What this task involves: Your answer must be an exact copy of the records below, with no pictures in it.

Material for this task:
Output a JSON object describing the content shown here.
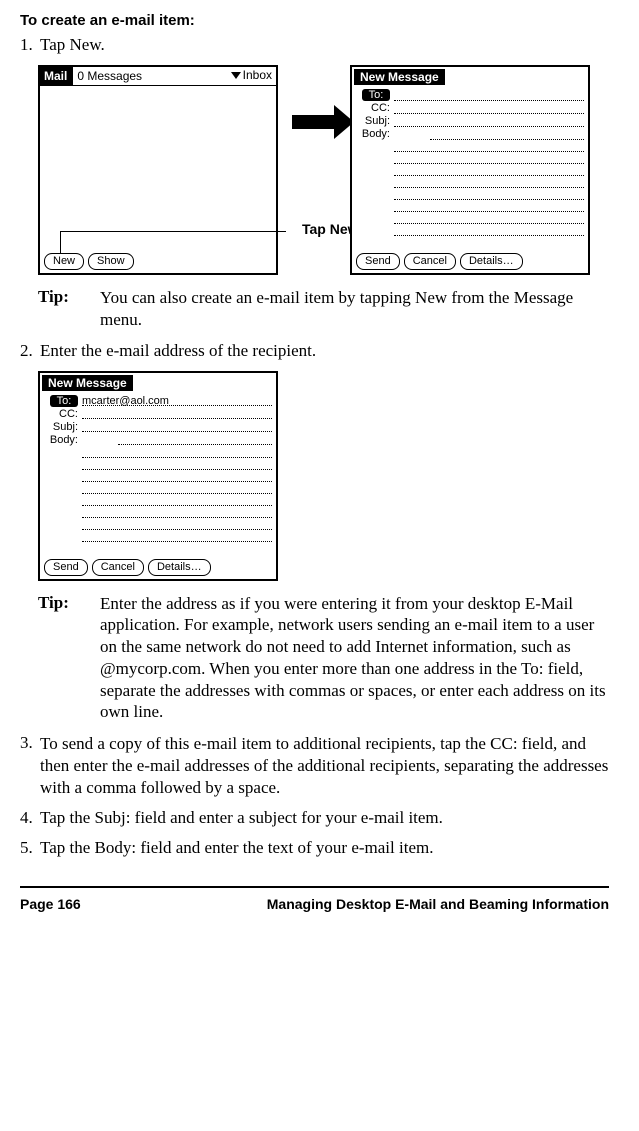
{
  "heading": "To create an e-mail item:",
  "steps": {
    "s1_num": "1.",
    "s1_txt": "Tap New.",
    "s2_num": "2.",
    "s2_txt": "Enter the e-mail address of the recipient.",
    "s3_num": "3.",
    "s3_txt": "To send a copy of this e-mail item to additional recipients, tap the CC: field, and then enter the e-mail addresses of the additional recipients, separating the addresses with a comma followed by a space.",
    "s4_num": "4.",
    "s4_txt": "Tap the Subj: field and enter a subject for your e-mail item.",
    "s5_num": "5.",
    "s5_txt": "Tap the Body: field and enter the text of your e-mail item."
  },
  "tips": {
    "label": "Tip:",
    "t1": "You can also create an e-mail item by tapping New from the Message menu.",
    "t2": "Enter the address as if you were entering it from your desktop E-Mail application. For example, network users sending an e-mail item to a user on the same network do not need to add Internet information, such as @mycorp.com. When you enter more than one address in the To: field, separate the addresses with commas or spaces, or enter each address on its own line."
  },
  "device_inbox": {
    "app": "Mail",
    "count": "0 Messages",
    "folder": "Inbox",
    "btn_new": "New",
    "btn_show": "Show"
  },
  "device_newmsg": {
    "title": "New Message",
    "to_label": "To:",
    "cc_label": "CC:",
    "subj_label": "Subj:",
    "body_label": "Body:",
    "to_value_example": "mcarter@aol.com",
    "btn_send": "Send",
    "btn_cancel": "Cancel",
    "btn_details": "Details…"
  },
  "annotations": {
    "tap_new": "Tap New"
  },
  "footer": {
    "page": "Page 166",
    "chapter": "Managing Desktop E-Mail and Beaming Information"
  }
}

Exercise response:
Output a JSON object describing the content shown here.
{
  "heading": "To create an e-mail item:",
  "steps": {
    "s1_num": "1.",
    "s1_txt": "Tap New.",
    "s2_num": "2.",
    "s2_txt": "Enter the e-mail address of the recipient.",
    "s3_num": "3.",
    "s3_txt": "To send a copy of this e-mail item to additional recipients, tap the CC: field, and then enter the e-mail addresses of the additional recipients, separating the addresses with a comma followed by a space.",
    "s4_num": "4.",
    "s4_txt": "Tap the Subj: field and enter a subject for your e-mail item.",
    "s5_num": "5.",
    "s5_txt": "Tap the Body: field and enter the text of your e-mail item."
  },
  "tips": {
    "label": "Tip:",
    "t1": "You can also create an e-mail item by tapping New from the Message menu.",
    "t2": "Enter the address as if you were entering it from your desktop E-Mail application. For example, network users sending an e-mail item to a user on the same network do not need to add Internet information, such as @mycorp.com. When you enter more than one address in the To: field, separate the addresses with commas or spaces, or enter each address on its own line."
  },
  "device_inbox": {
    "app": "Mail",
    "count": "0 Messages",
    "folder": "Inbox",
    "btn_new": "New",
    "btn_show": "Show"
  },
  "device_newmsg": {
    "title": "New Message",
    "to_label": "To:",
    "cc_label": "CC:",
    "subj_label": "Subj:",
    "body_label": "Body:",
    "to_value_example": "mcarter@aol.com",
    "btn_send": "Send",
    "btn_cancel": "Cancel",
    "btn_details": "Details…"
  },
  "annotations": {
    "tap_new": "Tap New"
  },
  "footer": {
    "page": "Page 166",
    "chapter": "Managing Desktop E-Mail and Beaming Information"
  }
}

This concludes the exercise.